Every time that a frontier post was relinquished, the wild hordes would sweep in, overrun the area and move just that much closer to the nerve centers of Roman trade.

So the Roman government was constantly threatened by bankruptcy and no statesman could find a way out of the difficulty.

The cost of its gigantic military program was only one of Rome's headaches. To encourage industry in her various satellite nations; Rome attempted a policy of unrestricted trade, but the Roman workingman was unable to compete with the cheap foreign labor and demanded high tariffs.

When the tariffs were passed, the satellite nations were unable to sell their goods to the only nation that had any money.

To break the deadlock, the government was finally forced to subsidize the Roman working class to make up the difference between their "real wages" (the actual value of what they were producing) and the wages required to keep up their relatively high standard of living.

As a result, thousands of workmen lived on this subsidy and did nothing whatever, sacrificing their standard of living for a life of ease.

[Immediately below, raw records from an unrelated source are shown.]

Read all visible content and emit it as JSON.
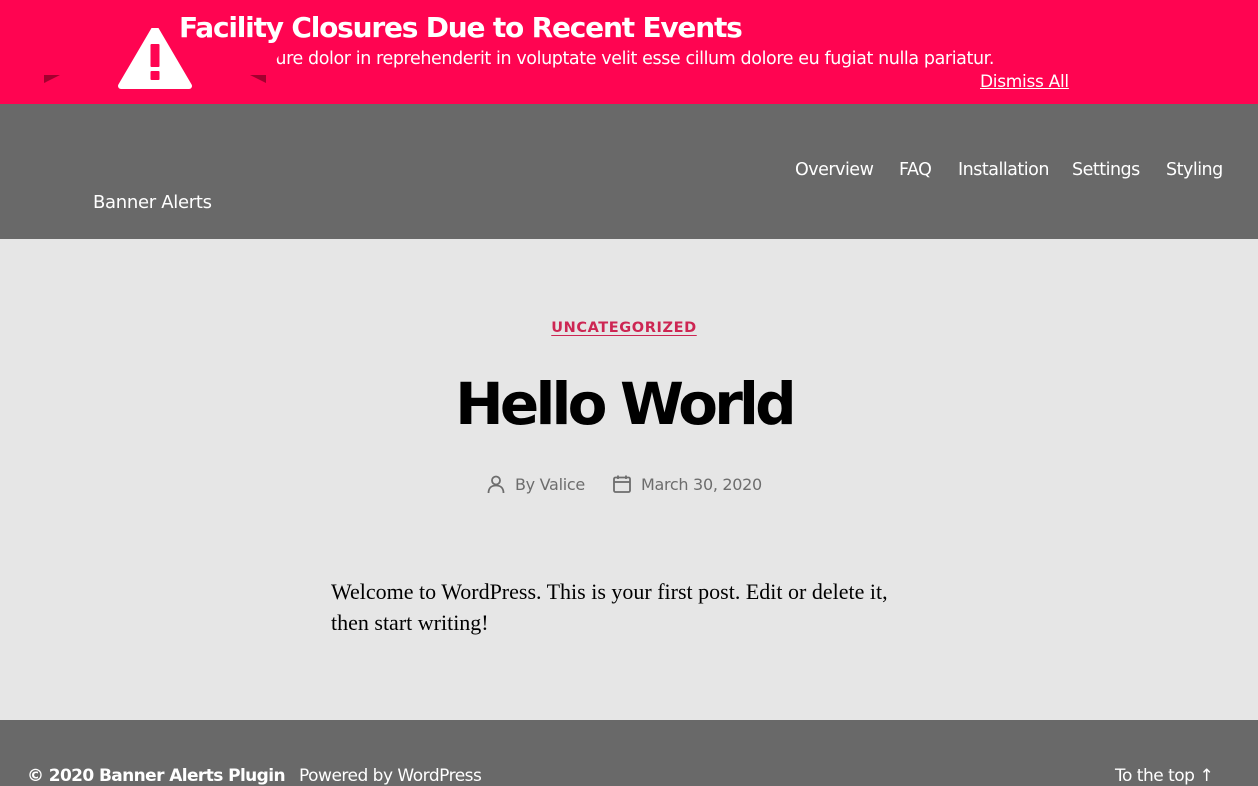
{
  "alert": {
    "title": "Facility Closures Due to Recent Events",
    "body": "Duis aute irure dolor in reprehenderit in voluptate velit esse cillum dolore eu fugiat nulla pariatur.",
    "dismiss_label": "Dismiss All",
    "background_color": "#ff0451"
  },
  "header": {
    "logo_text": "Banner Alerts",
    "logo_icon": "warning-triangle-ribbon-icon",
    "background_color": "#696969",
    "nav": [
      {
        "label": "Overview"
      },
      {
        "label": "FAQ"
      },
      {
        "label": "Installation"
      },
      {
        "label": "Settings"
      },
      {
        "label": "Styling"
      }
    ]
  },
  "post": {
    "category": "UNCATEGORIZED",
    "title": "Hello World",
    "author_prefix": "By",
    "author": "Valice",
    "author_icon": "user-icon",
    "date": "March 30, 2020",
    "date_icon": "calendar-icon",
    "body": "Welcome to WordPress. This is your first post. Edit or delete it, then start writing!",
    "accent_color": "#cd2653"
  },
  "footer": {
    "copyright": "© 2020 Banner Alerts Plugin",
    "powered_by": "Powered by WordPress",
    "to_top_label": "To the top",
    "to_top_arrow": "↑"
  }
}
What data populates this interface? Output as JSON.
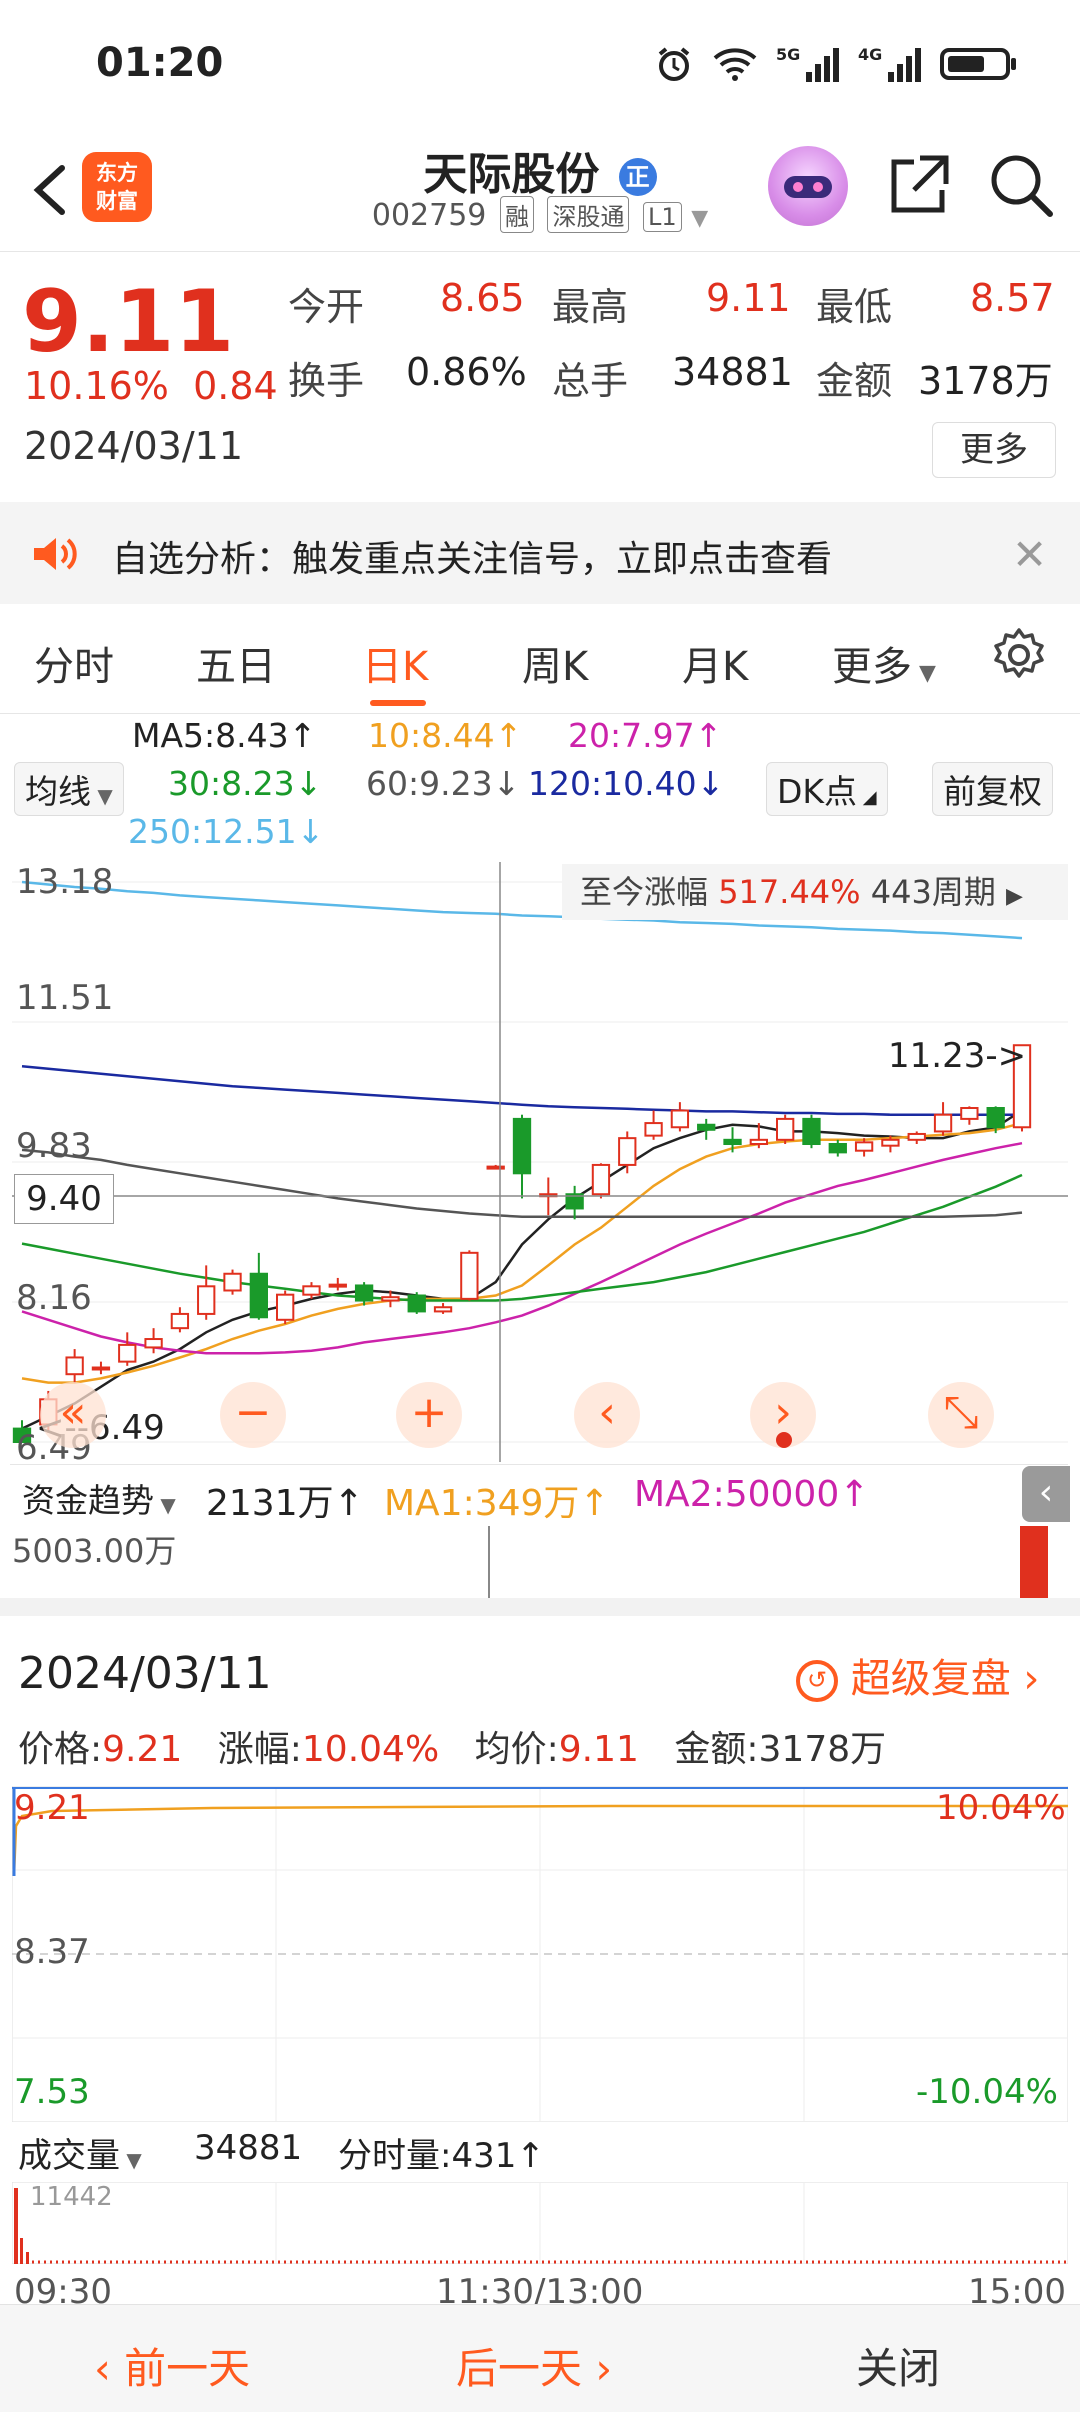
{
  "status_bar": {
    "time": "01:20"
  },
  "header": {
    "app_logo_line1": "东方",
    "app_logo_line2": "财富",
    "stock_name": "天际股份",
    "stock_name_badge": "正",
    "stock_code": "002759",
    "tags": [
      "融",
      "深股通",
      "L1"
    ]
  },
  "quote": {
    "price": "9.11",
    "change_pct": "10.16%",
    "change_abs": "0.84",
    "date": "2024/03/11",
    "fields": [
      {
        "label": "今开",
        "value": "8.65"
      },
      {
        "label": "最高",
        "value": "9.11"
      },
      {
        "label": "最低",
        "value": "8.57"
      },
      {
        "label": "换手",
        "value": "0.86%"
      },
      {
        "label": "总手",
        "value": "34881"
      },
      {
        "label": "金额",
        "value": "3178万"
      }
    ],
    "more_label": "更多"
  },
  "notice": {
    "text": "自选分析：触发重点关注信号，立即点击查看"
  },
  "tabs": [
    "分时",
    "五日",
    "日K",
    "周K",
    "月K",
    "更多"
  ],
  "active_tab": "日K",
  "ma_legend": {
    "selector": "均线",
    "ma5": "MA5:8.43↑",
    "ma10": "10:8.44↑",
    "ma20": "20:7.97↑",
    "ma30": "30:8.23↓",
    "ma60": "60:9.23↓",
    "ma120": "120:10.40↓",
    "ma250": "250:12.51↓",
    "dk_label": "DK点",
    "adjust_label": "前复权",
    "colors": {
      "ma5": "#222222",
      "ma10": "#f0a020",
      "ma20": "#cc22aa",
      "ma30": "#1a9a2a",
      "ma60": "#555555",
      "ma120": "#1a2aa0",
      "ma250": "#5ab8e8"
    }
  },
  "kline": {
    "range_label": "至今涨幅",
    "range_value": "517.44%",
    "range_period": "443周期",
    "price_ticks": [
      "13.18",
      "11.51",
      "9.83",
      "8.16",
      "6.49"
    ],
    "crosshair_price": "9.40",
    "max_annotation": "11.23->",
    "min_annotation": "<--6.49"
  },
  "chart_data": {
    "type": "candlestick",
    "ylim": [
      6.49,
      13.18
    ],
    "candles": [
      {
        "o": 6.65,
        "c": 6.49,
        "h": 6.75,
        "l": 6.49
      },
      {
        "o": 6.7,
        "c": 7.0,
        "h": 7.1,
        "l": 6.6
      },
      {
        "o": 7.3,
        "c": 7.5,
        "h": 7.6,
        "l": 7.2
      },
      {
        "o": 7.38,
        "c": 7.38,
        "h": 7.45,
        "l": 7.3
      },
      {
        "o": 7.45,
        "c": 7.65,
        "h": 7.8,
        "l": 7.4
      },
      {
        "o": 7.62,
        "c": 7.72,
        "h": 7.85,
        "l": 7.55
      },
      {
        "o": 7.85,
        "c": 8.02,
        "h": 8.1,
        "l": 7.8
      },
      {
        "o": 8.02,
        "c": 8.35,
        "h": 8.6,
        "l": 7.95
      },
      {
        "o": 8.3,
        "c": 8.5,
        "h": 8.55,
        "l": 8.25
      },
      {
        "o": 8.5,
        "c": 7.98,
        "h": 8.75,
        "l": 7.95
      },
      {
        "o": 7.95,
        "c": 8.25,
        "h": 8.3,
        "l": 7.9
      },
      {
        "o": 8.25,
        "c": 8.35,
        "h": 8.4,
        "l": 8.2
      },
      {
        "o": 8.37,
        "c": 8.37,
        "h": 8.45,
        "l": 8.3
      },
      {
        "o": 8.36,
        "c": 8.18,
        "h": 8.4,
        "l": 8.12
      },
      {
        "o": 8.18,
        "c": 8.22,
        "h": 8.3,
        "l": 8.1
      },
      {
        "o": 8.24,
        "c": 8.05,
        "h": 8.28,
        "l": 8.02
      },
      {
        "o": 8.05,
        "c": 8.1,
        "h": 8.15,
        "l": 8.02
      },
      {
        "o": 8.2,
        "c": 8.75,
        "h": 8.78,
        "l": 8.18
      },
      {
        "o": 9.78,
        "c": 9.78,
        "h": 9.8,
        "l": 9.75
      },
      {
        "o": 10.35,
        "c": 9.7,
        "h": 10.4,
        "l": 9.4
      },
      {
        "o": 9.45,
        "c": 9.45,
        "h": 9.65,
        "l": 9.2
      },
      {
        "o": 9.45,
        "c": 9.28,
        "h": 9.55,
        "l": 9.15
      },
      {
        "o": 9.45,
        "c": 9.8,
        "h": 9.82,
        "l": 9.4
      },
      {
        "o": 9.8,
        "c": 10.12,
        "h": 10.2,
        "l": 9.7
      },
      {
        "o": 10.15,
        "c": 10.3,
        "h": 10.45,
        "l": 10.1
      },
      {
        "o": 10.25,
        "c": 10.45,
        "h": 10.55,
        "l": 10.2
      },
      {
        "o": 10.28,
        "c": 10.22,
        "h": 10.35,
        "l": 10.1
      },
      {
        "o": 10.1,
        "c": 10.05,
        "h": 10.25,
        "l": 9.95
      },
      {
        "o": 10.05,
        "c": 10.1,
        "h": 10.3,
        "l": 10.0
      },
      {
        "o": 10.1,
        "c": 10.35,
        "h": 10.4,
        "l": 10.05
      },
      {
        "o": 10.35,
        "c": 10.05,
        "h": 10.4,
        "l": 10.0
      },
      {
        "o": 10.05,
        "c": 9.95,
        "h": 10.1,
        "l": 9.9
      },
      {
        "o": 9.97,
        "c": 10.07,
        "h": 10.12,
        "l": 9.9
      },
      {
        "o": 10.03,
        "c": 10.1,
        "h": 10.15,
        "l": 9.95
      },
      {
        "o": 10.1,
        "c": 10.17,
        "h": 10.2,
        "l": 10.05
      },
      {
        "o": 10.2,
        "c": 10.4,
        "h": 10.55,
        "l": 10.15
      },
      {
        "o": 10.35,
        "c": 10.48,
        "h": 10.5,
        "l": 10.28
      },
      {
        "o": 10.48,
        "c": 10.25,
        "h": 10.5,
        "l": 10.18
      },
      {
        "o": 10.25,
        "c": 11.23,
        "h": 11.23,
        "l": 10.2
      }
    ],
    "ma_lines": {
      "ma5": [
        6.65,
        6.8,
        6.95,
        7.15,
        7.35,
        7.45,
        7.6,
        7.8,
        7.95,
        8.05,
        8.12,
        8.2,
        8.26,
        8.3,
        8.28,
        8.24,
        8.2,
        8.2,
        8.4,
        8.85,
        9.15,
        9.4,
        9.6,
        9.8,
        10.0,
        10.12,
        10.22,
        10.28,
        10.26,
        10.2,
        10.2,
        10.18,
        10.15,
        10.14,
        10.12,
        10.12,
        10.2,
        10.25,
        10.45
      ],
      "ma10": [
        7.25,
        7.2,
        7.2,
        7.25,
        7.32,
        7.4,
        7.5,
        7.6,
        7.72,
        7.82,
        7.9,
        8.0,
        8.08,
        8.14,
        8.18,
        8.2,
        8.2,
        8.2,
        8.24,
        8.36,
        8.6,
        8.85,
        9.05,
        9.3,
        9.55,
        9.75,
        9.9,
        10.0,
        10.05,
        10.08,
        10.1,
        10.1,
        10.1,
        10.12,
        10.14,
        10.16,
        10.18,
        10.22,
        10.3
      ],
      "ma20": [
        8.05,
        7.95,
        7.85,
        7.75,
        7.68,
        7.62,
        7.58,
        7.55,
        7.55,
        7.55,
        7.56,
        7.58,
        7.62,
        7.68,
        7.72,
        7.76,
        7.8,
        7.85,
        7.92,
        8.0,
        8.12,
        8.26,
        8.4,
        8.55,
        8.7,
        8.85,
        8.98,
        9.1,
        9.22,
        9.35,
        9.45,
        9.55,
        9.62,
        9.7,
        9.78,
        9.86,
        9.93,
        10.0,
        10.06
      ],
      "ma30": [
        8.86,
        8.8,
        8.74,
        8.68,
        8.62,
        8.56,
        8.5,
        8.45,
        8.4,
        8.36,
        8.32,
        8.28,
        8.24,
        8.22,
        8.2,
        8.18,
        8.18,
        8.18,
        8.18,
        8.2,
        8.24,
        8.28,
        8.32,
        8.36,
        8.4,
        8.46,
        8.52,
        8.6,
        8.68,
        8.76,
        8.84,
        8.92,
        9.0,
        9.1,
        9.2,
        9.3,
        9.42,
        9.54,
        9.68
      ],
      "ma60": [
        9.98,
        9.95,
        9.9,
        9.86,
        9.8,
        9.75,
        9.7,
        9.65,
        9.6,
        9.55,
        9.5,
        9.45,
        9.4,
        9.36,
        9.32,
        9.28,
        9.25,
        9.22,
        9.2,
        9.18,
        9.18,
        9.18,
        9.18,
        9.18,
        9.18,
        9.18,
        9.18,
        9.18,
        9.18,
        9.18,
        9.18,
        9.18,
        9.18,
        9.18,
        9.18,
        9.18,
        9.19,
        9.2,
        9.23
      ],
      "ma120": [
        10.98,
        10.95,
        10.92,
        10.89,
        10.86,
        10.83,
        10.8,
        10.77,
        10.74,
        10.72,
        10.7,
        10.68,
        10.66,
        10.64,
        10.62,
        10.6,
        10.58,
        10.56,
        10.54,
        10.52,
        10.5,
        10.49,
        10.48,
        10.47,
        10.46,
        10.45,
        10.44,
        10.44,
        10.43,
        10.42,
        10.42,
        10.41,
        10.41,
        10.4,
        10.4,
        10.4,
        10.4,
        10.4,
        10.4
      ],
      "ma250": [
        13.18,
        13.15,
        13.12,
        13.1,
        13.07,
        13.05,
        13.02,
        13.0,
        12.98,
        12.96,
        12.94,
        12.92,
        12.9,
        12.88,
        12.86,
        12.84,
        12.82,
        12.81,
        12.8,
        12.78,
        12.77,
        12.76,
        12.74,
        12.73,
        12.72,
        12.7,
        12.69,
        12.68,
        12.66,
        12.65,
        12.64,
        12.62,
        12.61,
        12.6,
        12.58,
        12.57,
        12.55,
        12.53,
        12.51
      ]
    }
  },
  "chart_controls": [
    "«",
    "−",
    "+",
    "‹",
    "›",
    "⤡"
  ],
  "capital_flow": {
    "selector": "资金趋势",
    "value": "2131万↑",
    "ma1": "MA1:349万↑",
    "ma2": "MA2:50000↑",
    "axis_label": "5003.00万"
  },
  "day_detail": {
    "date": "2024/03/11",
    "replay_label": "超级复盘",
    "stats": [
      {
        "label": "价格:",
        "value": "9.21"
      },
      {
        "label": "涨幅:",
        "value": "10.04%"
      },
      {
        "label": "均价:",
        "value": "9.11"
      },
      {
        "label": "金额:",
        "value": "3178万"
      }
    ],
    "intraday": {
      "top_price": "9.21",
      "mid_price": "8.37",
      "bottom_price": "7.53",
      "top_pct": "10.04%",
      "bottom_pct": "-10.04%"
    },
    "volume": {
      "selector": "成交量",
      "total": "34881",
      "current_label": "分时量:431↑",
      "max_label": "11442"
    },
    "time_axis": [
      "09:30",
      "11:30/13:00",
      "15:00"
    ]
  },
  "bottom_bar": {
    "prev_day": "前一天",
    "next_day": "后一天",
    "close": "关闭"
  }
}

Roman Events: Those about to Die, Chapter One, Part 2 is next.

Roman Events: Those about to Die, Index or Table of Contents